He began his professional coaching career in 1985 with the Boston Bruins, remaining with the club as the goaltender coach until 1991 and rejoining the team for the 1994-95 season. He also part of the coaching staffs of the U.S. Men's National Team at the 1991 Canada Cup, the U.S. Olympic Men's Ice Hockey Team at the 1994 Winter Olympics, and with the Milwaukee Admirals from 1994-96.

Bertagna enjoyed a brief college coaching career at Harvard University in the late 1970s, serving as Men's Junior Varsity Coach in 1976-77 before launching Harvard's women's ice hockey program in 1977-78. He served as head coach of Harvard Women's Hockey for two seasons. Beginning with this experience, Bertagna has dedicated his professional years to advancing the interests of women's ice hockey.
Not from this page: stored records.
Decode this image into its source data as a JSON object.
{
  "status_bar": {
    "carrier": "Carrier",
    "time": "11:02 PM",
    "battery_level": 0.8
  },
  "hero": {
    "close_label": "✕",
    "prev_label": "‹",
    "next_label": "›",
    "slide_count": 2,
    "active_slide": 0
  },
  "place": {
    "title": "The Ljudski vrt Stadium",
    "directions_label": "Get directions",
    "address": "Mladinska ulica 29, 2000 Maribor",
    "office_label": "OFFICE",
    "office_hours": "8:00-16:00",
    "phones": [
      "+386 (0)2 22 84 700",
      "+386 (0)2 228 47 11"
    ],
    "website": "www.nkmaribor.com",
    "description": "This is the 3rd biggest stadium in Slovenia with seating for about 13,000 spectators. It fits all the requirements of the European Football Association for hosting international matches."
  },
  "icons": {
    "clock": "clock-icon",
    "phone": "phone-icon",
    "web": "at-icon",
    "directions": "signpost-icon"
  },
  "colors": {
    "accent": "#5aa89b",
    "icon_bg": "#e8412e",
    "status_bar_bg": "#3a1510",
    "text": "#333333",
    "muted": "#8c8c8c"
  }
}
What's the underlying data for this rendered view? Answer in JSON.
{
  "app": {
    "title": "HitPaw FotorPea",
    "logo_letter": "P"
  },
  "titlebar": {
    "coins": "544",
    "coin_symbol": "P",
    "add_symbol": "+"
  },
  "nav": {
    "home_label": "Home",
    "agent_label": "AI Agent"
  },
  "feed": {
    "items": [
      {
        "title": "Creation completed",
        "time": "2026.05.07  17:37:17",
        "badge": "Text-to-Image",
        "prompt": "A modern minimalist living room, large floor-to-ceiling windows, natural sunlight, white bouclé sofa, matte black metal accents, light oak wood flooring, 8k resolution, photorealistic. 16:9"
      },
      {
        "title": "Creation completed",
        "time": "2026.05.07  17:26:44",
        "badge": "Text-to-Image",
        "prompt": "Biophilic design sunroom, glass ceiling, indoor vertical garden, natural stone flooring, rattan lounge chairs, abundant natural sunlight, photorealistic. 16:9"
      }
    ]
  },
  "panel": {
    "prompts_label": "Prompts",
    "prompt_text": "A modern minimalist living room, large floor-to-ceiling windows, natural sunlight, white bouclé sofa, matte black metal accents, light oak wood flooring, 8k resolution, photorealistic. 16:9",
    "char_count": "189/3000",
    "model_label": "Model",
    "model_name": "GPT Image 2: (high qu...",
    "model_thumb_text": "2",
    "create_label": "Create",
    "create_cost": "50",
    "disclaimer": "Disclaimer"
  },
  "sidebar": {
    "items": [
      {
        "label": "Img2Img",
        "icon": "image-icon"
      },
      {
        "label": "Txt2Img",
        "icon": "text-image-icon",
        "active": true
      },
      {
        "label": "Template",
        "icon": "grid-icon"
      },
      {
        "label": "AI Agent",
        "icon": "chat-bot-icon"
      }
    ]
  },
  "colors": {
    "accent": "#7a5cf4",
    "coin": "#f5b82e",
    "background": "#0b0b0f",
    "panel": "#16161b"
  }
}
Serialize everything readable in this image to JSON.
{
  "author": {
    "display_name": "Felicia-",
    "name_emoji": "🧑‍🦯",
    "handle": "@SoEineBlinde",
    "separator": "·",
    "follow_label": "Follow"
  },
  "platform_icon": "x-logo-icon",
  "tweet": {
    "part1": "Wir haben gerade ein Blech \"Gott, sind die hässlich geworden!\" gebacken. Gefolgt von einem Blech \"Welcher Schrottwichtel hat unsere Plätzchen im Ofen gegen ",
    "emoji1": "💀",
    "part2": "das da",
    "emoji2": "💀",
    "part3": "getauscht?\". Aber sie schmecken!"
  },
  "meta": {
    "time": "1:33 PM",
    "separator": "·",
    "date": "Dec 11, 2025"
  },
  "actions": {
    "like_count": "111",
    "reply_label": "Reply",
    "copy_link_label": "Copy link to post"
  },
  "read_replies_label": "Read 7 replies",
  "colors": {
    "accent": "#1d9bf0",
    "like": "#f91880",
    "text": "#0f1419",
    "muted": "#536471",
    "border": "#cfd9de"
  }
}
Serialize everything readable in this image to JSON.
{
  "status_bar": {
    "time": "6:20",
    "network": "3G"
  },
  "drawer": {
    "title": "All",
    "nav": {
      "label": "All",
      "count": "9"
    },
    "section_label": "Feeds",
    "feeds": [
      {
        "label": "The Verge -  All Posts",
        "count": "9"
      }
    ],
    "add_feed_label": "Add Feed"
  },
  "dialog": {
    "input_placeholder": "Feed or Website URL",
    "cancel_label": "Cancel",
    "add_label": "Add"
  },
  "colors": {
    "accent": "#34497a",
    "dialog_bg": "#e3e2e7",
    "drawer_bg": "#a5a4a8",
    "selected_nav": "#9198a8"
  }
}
As a player, Bertagna began at Arlington (Mass.) High School, before going on to Harvard University. A two-year starter at Harvard (1971-72 and 1972-73), Bertagna led the Ivy League with a 2.45 GAA in 1972. After Harvard, he played professionally for the Milwaukee Admirals and in Cortina, Italy. He helped lead his S.G. Cortina d'Ampezzo squad to the 1975 Italian Championship.

Bertagna and his wife Kathy, a two-sport athlete at Bates College, reside in Gloucester with their three children, Bobby, Joey, and Grace.